* **INSTRUCTIONS TO FOLLOW**
Show every line below where "level" appears.
════════
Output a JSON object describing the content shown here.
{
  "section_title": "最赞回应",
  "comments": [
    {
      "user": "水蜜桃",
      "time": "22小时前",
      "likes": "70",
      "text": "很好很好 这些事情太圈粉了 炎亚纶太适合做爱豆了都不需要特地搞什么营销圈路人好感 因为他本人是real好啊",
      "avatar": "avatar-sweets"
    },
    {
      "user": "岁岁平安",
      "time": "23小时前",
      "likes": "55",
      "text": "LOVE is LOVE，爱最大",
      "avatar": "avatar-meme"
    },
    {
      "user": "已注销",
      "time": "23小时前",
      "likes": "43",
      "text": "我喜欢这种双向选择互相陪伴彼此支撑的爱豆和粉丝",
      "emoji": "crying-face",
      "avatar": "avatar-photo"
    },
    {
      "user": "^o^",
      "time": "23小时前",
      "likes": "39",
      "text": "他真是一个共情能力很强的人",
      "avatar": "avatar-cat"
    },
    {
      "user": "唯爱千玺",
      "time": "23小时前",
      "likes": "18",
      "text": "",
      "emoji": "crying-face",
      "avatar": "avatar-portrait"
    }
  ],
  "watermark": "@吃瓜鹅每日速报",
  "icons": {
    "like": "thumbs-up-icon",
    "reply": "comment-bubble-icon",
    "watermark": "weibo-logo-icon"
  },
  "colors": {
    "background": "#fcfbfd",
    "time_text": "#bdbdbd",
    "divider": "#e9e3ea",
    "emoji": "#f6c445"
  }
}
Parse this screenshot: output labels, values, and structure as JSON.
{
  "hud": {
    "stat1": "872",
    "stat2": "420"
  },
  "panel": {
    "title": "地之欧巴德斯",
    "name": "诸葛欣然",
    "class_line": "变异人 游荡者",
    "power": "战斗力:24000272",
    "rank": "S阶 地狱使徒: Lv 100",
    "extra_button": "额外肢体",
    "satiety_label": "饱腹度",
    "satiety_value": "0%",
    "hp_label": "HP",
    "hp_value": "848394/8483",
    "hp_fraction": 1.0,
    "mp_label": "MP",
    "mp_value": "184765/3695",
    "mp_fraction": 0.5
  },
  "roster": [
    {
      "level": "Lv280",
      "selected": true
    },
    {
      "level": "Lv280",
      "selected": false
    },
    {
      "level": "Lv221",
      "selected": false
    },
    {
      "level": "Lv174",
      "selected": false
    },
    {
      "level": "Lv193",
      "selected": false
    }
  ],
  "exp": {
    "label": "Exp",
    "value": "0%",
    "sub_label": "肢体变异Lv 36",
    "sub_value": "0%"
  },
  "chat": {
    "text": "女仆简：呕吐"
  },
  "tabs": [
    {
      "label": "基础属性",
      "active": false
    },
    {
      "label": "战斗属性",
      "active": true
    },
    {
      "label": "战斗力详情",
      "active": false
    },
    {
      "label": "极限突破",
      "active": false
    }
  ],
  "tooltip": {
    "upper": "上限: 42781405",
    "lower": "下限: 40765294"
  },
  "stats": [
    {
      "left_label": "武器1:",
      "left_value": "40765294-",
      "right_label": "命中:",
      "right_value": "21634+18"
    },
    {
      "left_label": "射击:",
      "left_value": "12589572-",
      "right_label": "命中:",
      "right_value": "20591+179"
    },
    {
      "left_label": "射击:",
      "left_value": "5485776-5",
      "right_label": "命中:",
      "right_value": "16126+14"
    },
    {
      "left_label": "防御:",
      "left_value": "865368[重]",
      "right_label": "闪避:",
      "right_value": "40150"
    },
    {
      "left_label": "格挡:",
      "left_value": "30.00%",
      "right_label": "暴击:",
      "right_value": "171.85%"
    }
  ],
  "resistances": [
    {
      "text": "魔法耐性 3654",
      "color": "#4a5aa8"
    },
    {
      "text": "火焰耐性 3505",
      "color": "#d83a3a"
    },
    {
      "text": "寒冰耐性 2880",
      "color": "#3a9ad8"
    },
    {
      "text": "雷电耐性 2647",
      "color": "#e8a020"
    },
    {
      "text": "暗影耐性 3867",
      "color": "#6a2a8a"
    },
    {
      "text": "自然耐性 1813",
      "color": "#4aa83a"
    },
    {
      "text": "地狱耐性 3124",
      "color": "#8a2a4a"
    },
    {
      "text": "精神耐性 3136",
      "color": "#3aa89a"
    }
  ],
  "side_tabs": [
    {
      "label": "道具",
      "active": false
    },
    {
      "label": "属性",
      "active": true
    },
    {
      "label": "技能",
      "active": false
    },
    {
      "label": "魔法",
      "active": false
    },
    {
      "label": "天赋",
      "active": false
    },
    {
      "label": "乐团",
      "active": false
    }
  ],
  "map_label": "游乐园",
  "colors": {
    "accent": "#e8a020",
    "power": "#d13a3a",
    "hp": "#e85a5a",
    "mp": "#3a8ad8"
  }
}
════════
* **SOLUTION TO THE EXERCISE**
      "level": "Lv280",
      "level": "Lv280",
      "level": "Lv221",
      "level": "Lv174",
      "level": "Lv193",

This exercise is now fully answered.